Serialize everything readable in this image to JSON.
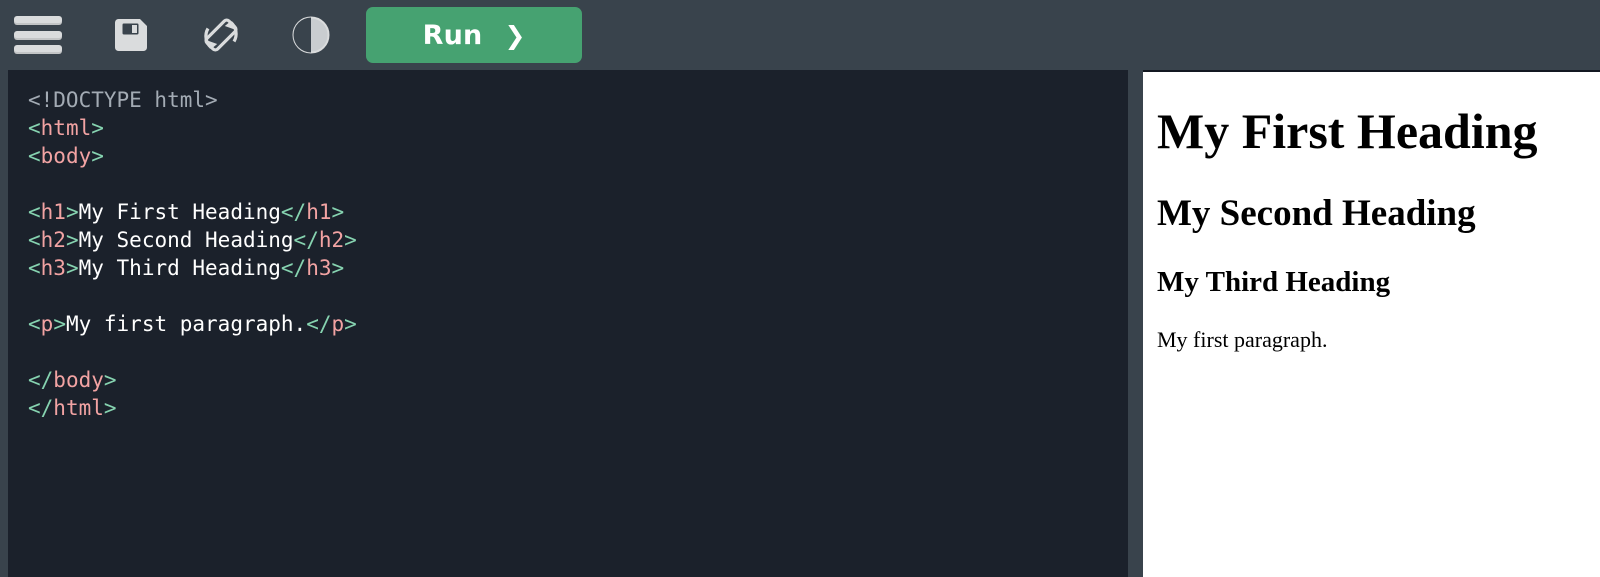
{
  "toolbar": {
    "menu_icon": "hamburger-menu-icon",
    "save_icon": "floppy-disk-save-icon",
    "rotate_icon": "screen-rotation-icon",
    "contrast_icon": "contrast-theme-icon",
    "run_label": "Run",
    "run_chevron": "❯",
    "background_color": "#39434c",
    "run_button_color": "#46a271",
    "icon_color": "#dadcdd"
  },
  "editor": {
    "background_color": "#1b212b",
    "syntax_colors": {
      "punctuation": "#86d3b0",
      "tag": "#f2a3a3",
      "text": "#ffffff",
      "doctype": "#a3abb4"
    },
    "lines": [
      {
        "type": "doctype",
        "text": "<!DOCTYPE html>"
      },
      {
        "type": "open_tag",
        "tag": "html"
      },
      {
        "type": "open_tag",
        "tag": "body"
      },
      {
        "type": "blank",
        "text": ""
      },
      {
        "type": "element",
        "tag": "h1",
        "text": "My First Heading"
      },
      {
        "type": "element",
        "tag": "h2",
        "text": "My Second Heading"
      },
      {
        "type": "element",
        "tag": "h3",
        "text": "My Third Heading"
      },
      {
        "type": "blank",
        "text": ""
      },
      {
        "type": "element",
        "tag": "p",
        "text": "My first paragraph."
      },
      {
        "type": "blank",
        "text": ""
      },
      {
        "type": "close_tag",
        "tag": "body"
      },
      {
        "type": "close_tag",
        "tag": "html"
      }
    ]
  },
  "preview": {
    "background_color": "#ffffff",
    "h1": "My First Heading",
    "h2": "My Second Heading",
    "h3": "My Third Heading",
    "paragraph": "My first paragraph."
  }
}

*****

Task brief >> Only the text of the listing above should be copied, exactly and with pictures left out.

Completed exercise >>
Serialize everything readable in this image to JSON.
{
  "toolbar": {
    "menu_icon": "hamburger-menu-icon",
    "save_icon": "floppy-disk-save-icon",
    "rotate_icon": "screen-rotation-icon",
    "contrast_icon": "contrast-theme-icon",
    "run_label": "Run",
    "run_chevron": "❯",
    "background_color": "#39434c",
    "run_button_color": "#46a271",
    "icon_color": "#dadcdd"
  },
  "editor": {
    "background_color": "#1b212b",
    "syntax_colors": {
      "punctuation": "#86d3b0",
      "tag": "#f2a3a3",
      "text": "#ffffff",
      "doctype": "#a3abb4"
    },
    "lines": [
      {
        "type": "doctype",
        "text": "<!DOCTYPE html>"
      },
      {
        "type": "open_tag",
        "tag": "html"
      },
      {
        "type": "open_tag",
        "tag": "body"
      },
      {
        "type": "blank",
        "text": ""
      },
      {
        "type": "element",
        "tag": "h1",
        "text": "My First Heading"
      },
      {
        "type": "element",
        "tag": "h2",
        "text": "My Second Heading"
      },
      {
        "type": "element",
        "tag": "h3",
        "text": "My Third Heading"
      },
      {
        "type": "blank",
        "text": ""
      },
      {
        "type": "element",
        "tag": "p",
        "text": "My first paragraph."
      },
      {
        "type": "blank",
        "text": ""
      },
      {
        "type": "close_tag",
        "tag": "body"
      },
      {
        "type": "close_tag",
        "tag": "html"
      }
    ]
  },
  "preview": {
    "background_color": "#ffffff",
    "h1": "My First Heading",
    "h2": "My Second Heading",
    "h3": "My Third Heading",
    "paragraph": "My first paragraph."
  }
}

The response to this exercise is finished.